Start of SOURCE MATERIAL
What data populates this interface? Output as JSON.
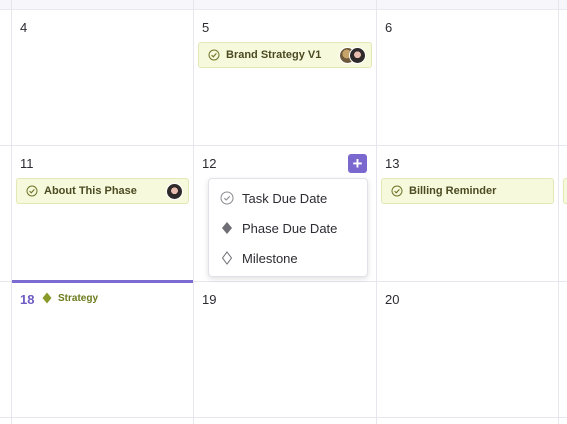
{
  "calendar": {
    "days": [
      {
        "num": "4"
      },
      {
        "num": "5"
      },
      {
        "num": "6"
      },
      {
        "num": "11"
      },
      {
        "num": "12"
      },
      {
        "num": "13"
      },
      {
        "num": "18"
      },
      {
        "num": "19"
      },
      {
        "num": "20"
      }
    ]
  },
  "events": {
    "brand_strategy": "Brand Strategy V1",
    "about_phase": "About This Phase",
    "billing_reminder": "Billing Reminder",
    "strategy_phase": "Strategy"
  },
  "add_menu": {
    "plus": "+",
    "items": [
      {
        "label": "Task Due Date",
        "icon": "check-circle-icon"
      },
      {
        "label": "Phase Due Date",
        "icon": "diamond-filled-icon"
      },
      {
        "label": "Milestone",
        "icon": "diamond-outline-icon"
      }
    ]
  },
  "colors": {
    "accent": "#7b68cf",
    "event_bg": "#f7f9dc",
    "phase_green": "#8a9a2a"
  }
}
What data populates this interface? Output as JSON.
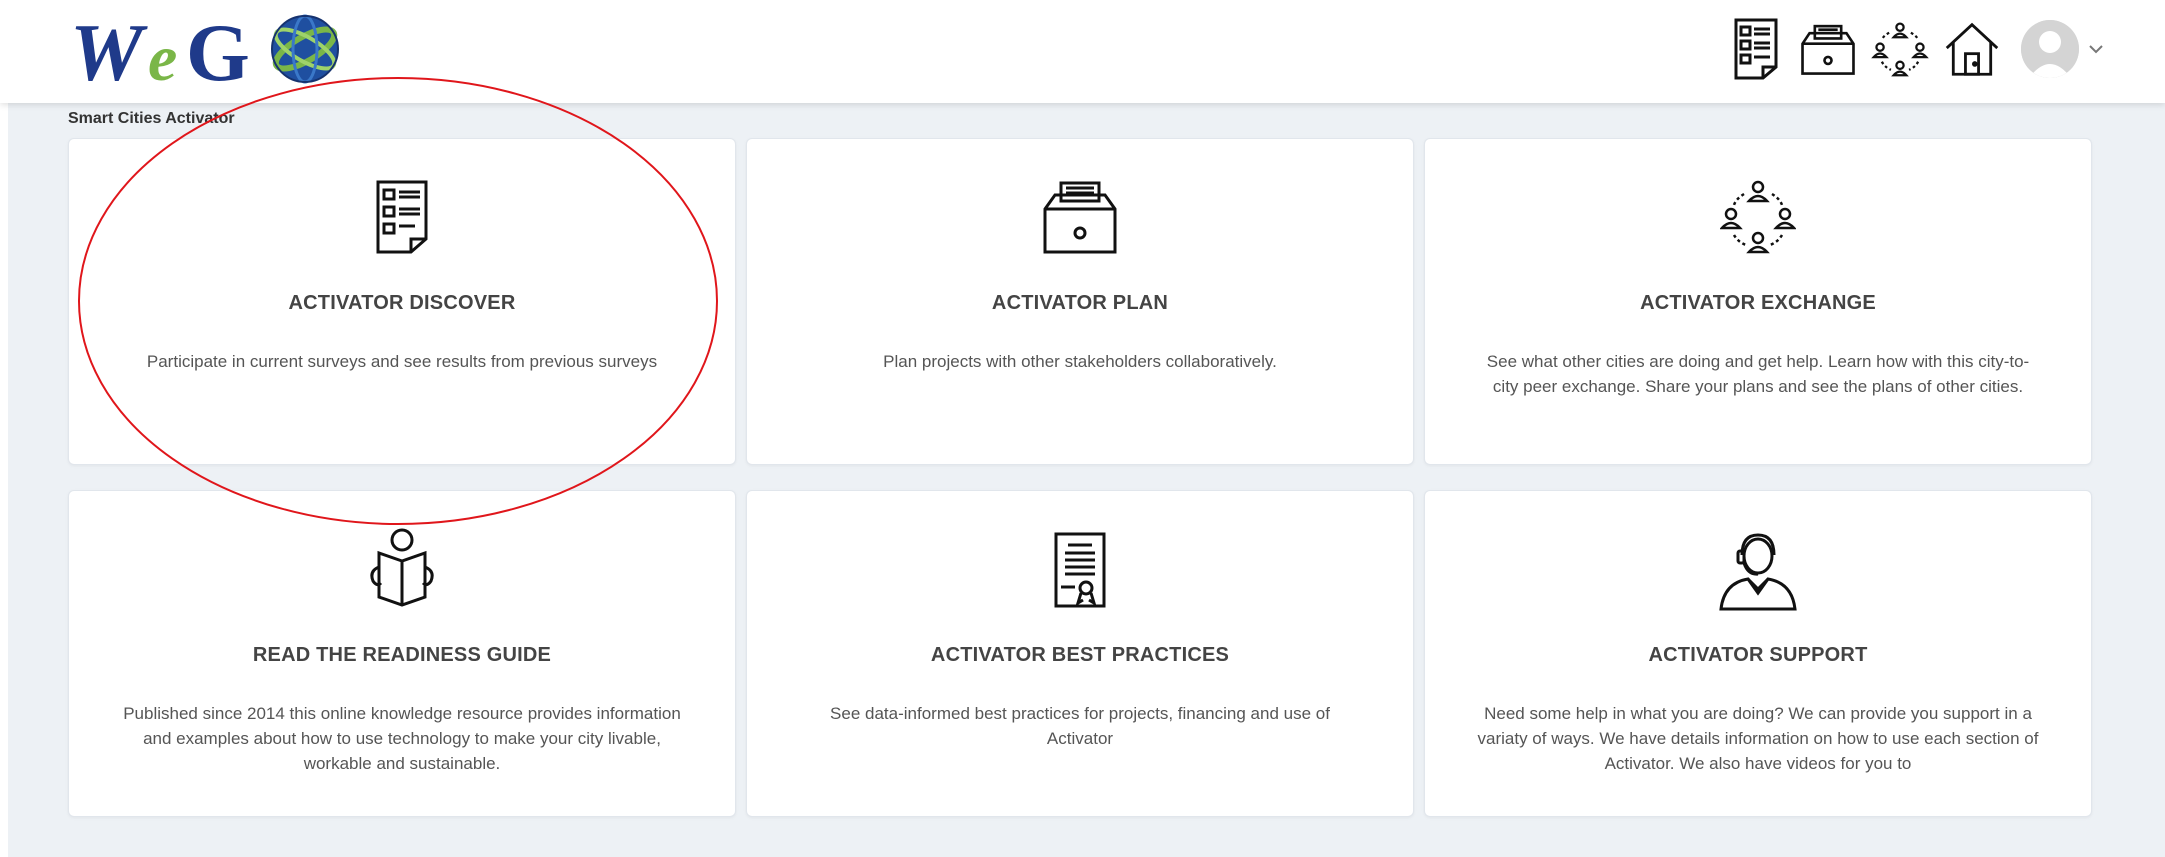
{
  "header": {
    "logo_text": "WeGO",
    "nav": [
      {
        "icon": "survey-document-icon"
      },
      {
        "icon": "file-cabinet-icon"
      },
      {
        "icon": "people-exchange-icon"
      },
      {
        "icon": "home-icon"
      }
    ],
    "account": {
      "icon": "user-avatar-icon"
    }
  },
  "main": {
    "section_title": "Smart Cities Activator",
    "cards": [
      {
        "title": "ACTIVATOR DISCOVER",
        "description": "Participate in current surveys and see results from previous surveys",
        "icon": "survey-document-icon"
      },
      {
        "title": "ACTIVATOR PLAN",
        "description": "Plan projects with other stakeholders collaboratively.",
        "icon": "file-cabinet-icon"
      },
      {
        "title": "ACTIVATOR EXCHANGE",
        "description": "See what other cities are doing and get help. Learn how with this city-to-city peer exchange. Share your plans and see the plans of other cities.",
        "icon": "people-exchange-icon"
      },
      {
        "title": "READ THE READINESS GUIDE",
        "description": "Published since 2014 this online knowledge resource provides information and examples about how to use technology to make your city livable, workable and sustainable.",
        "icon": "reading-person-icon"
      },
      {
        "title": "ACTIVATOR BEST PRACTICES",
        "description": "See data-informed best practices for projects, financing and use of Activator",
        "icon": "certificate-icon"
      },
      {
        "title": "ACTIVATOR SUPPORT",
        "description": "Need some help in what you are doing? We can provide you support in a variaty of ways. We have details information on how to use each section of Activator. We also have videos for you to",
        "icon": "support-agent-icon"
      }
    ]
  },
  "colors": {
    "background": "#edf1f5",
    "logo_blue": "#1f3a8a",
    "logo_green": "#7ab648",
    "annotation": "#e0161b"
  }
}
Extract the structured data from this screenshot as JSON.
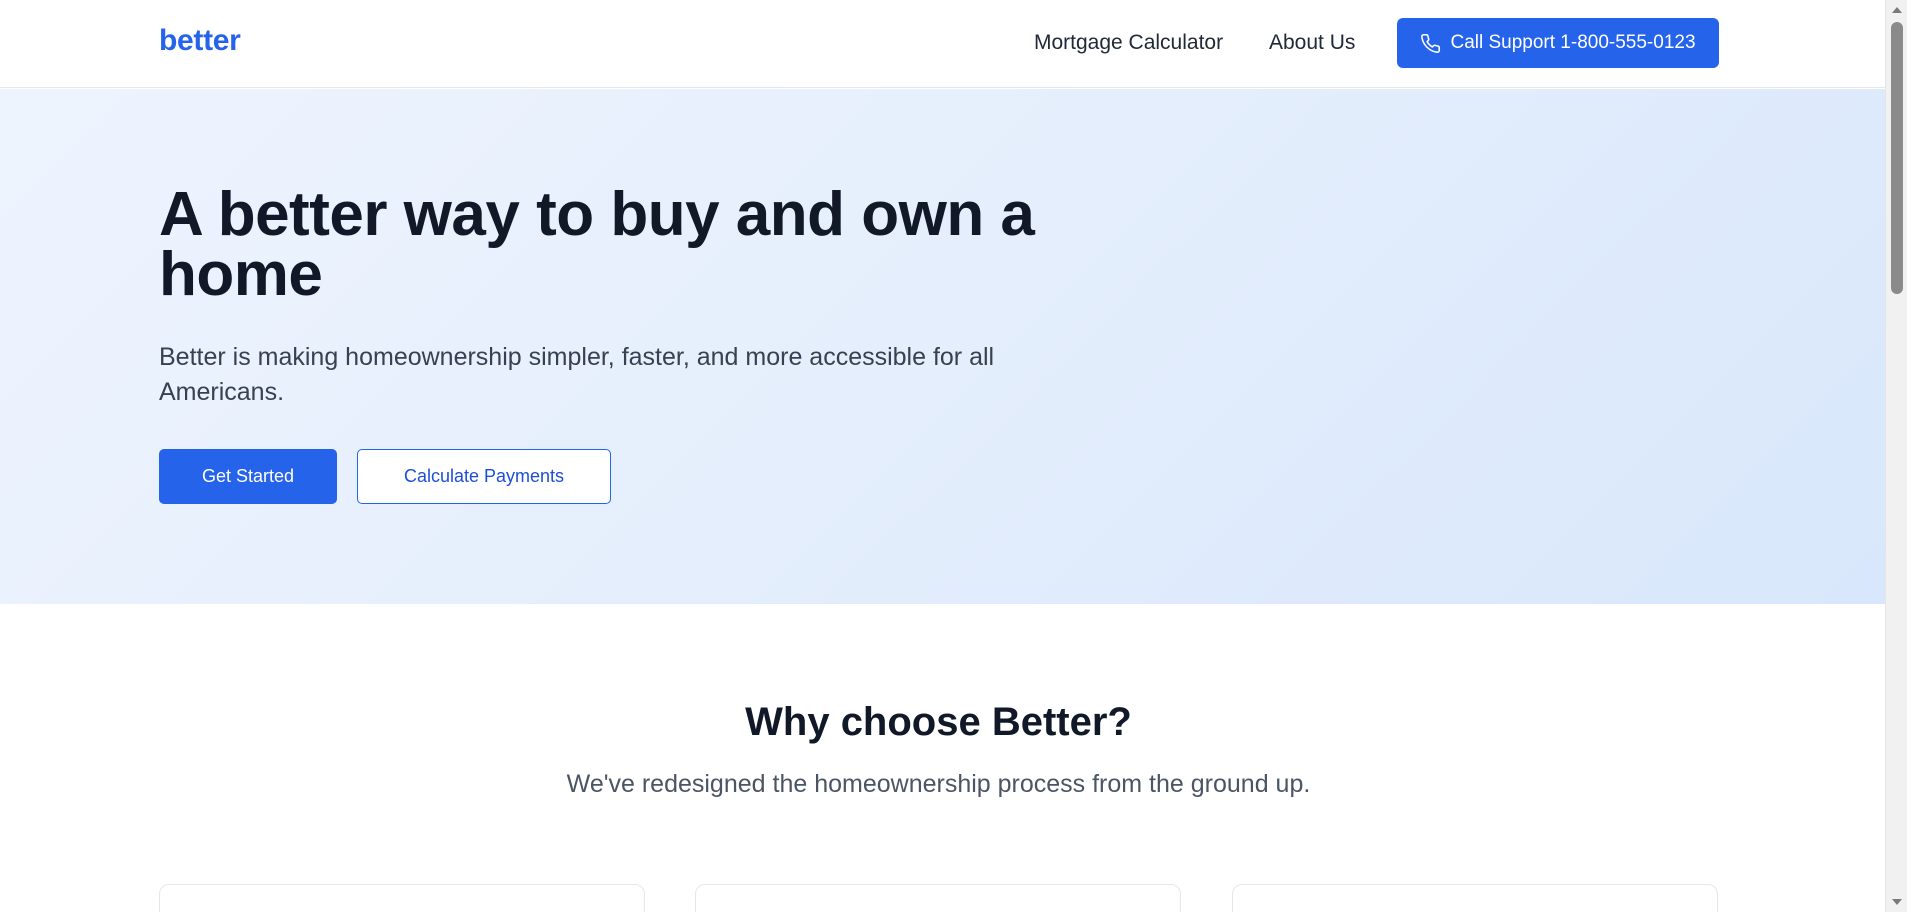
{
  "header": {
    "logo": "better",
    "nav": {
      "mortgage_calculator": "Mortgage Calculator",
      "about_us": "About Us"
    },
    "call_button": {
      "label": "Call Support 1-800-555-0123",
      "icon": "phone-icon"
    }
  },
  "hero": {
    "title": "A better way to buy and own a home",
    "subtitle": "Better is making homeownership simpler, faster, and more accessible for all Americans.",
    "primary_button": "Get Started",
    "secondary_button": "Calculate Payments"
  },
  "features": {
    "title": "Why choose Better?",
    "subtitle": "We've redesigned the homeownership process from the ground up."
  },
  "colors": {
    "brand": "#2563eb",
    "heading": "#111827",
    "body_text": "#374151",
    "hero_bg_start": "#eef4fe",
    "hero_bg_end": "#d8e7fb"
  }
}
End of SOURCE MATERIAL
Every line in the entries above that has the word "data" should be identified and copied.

EXERCISE RESULT >>
What data populates this interface? Output as JSON.
What data populates this interface? Output as JSON.
        "description": "See data-informed best practices for projects, financing and use of Activator",
Extract the structured data from this screenshot as JSON.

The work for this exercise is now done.